Face masks should be worn in public areas of court building in Scotland from next week, under new guidance from Scottish Courts & Tribunals Service.
As business on court premises starts to increase, SCTS continues to review the arrangements in place to promote health and safety, and from Monday 31 August, it is asking all court and tribunal users to wear a face covering in public and communal areas of its buildings.
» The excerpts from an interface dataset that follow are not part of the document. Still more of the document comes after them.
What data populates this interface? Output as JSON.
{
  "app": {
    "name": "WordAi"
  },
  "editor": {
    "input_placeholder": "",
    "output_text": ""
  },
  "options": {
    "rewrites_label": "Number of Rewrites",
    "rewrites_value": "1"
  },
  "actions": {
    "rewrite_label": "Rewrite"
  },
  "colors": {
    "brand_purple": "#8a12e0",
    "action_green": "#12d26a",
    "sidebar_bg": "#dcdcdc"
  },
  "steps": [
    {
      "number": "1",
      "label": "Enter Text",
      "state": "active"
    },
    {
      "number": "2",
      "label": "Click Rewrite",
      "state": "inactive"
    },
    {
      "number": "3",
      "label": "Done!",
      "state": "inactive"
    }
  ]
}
People should bring their own face covering if they can, though suitable face coverings can be provided if required.
It remains the case that members of the public cannot attend courts or tribunal buildings at this time due to COVID-19, unless they are directly participating in proceedings.
All those using court premises should continue to maintain 2m physical distancing: the introduction of face coverings is an addition to this safeguard, not a replacement for it.
People who, under government guidance, are exempt from having to wear a mask in other locations such as in shops or on public transport, will also be exempt in court buildings.
Otherwise court and tribunal users are strongly advised to wear face coverings when entering and leaving the building, while moving from one part of the building to another, or while waiting in communal areas such as reception points, witness rooms or outside a courtroom.
Face coverings can be removed, if desired:
- within the courtroom or hearing room (the judge may request this of someone while they are participating in the business of the court or tribunal);
- by staff within SCTS or COPFS offices, defence agents' accommodation or in the office spaces for staff of other organisations based in SCTS premises where robust physical distancing measures are in place.
SCTS chief executive Eric McQueen commented: "The SCTS remains committed to protecting the health and safety of all those who need to attend court and tribunal premises.
"In order to reduce the risk of infection spread, we are strongly advising all users and visitors to our buildings, to wear a face covering to protect themselves and others. This will help us minimise the risk for those who are required to attend court or tribunal hearings."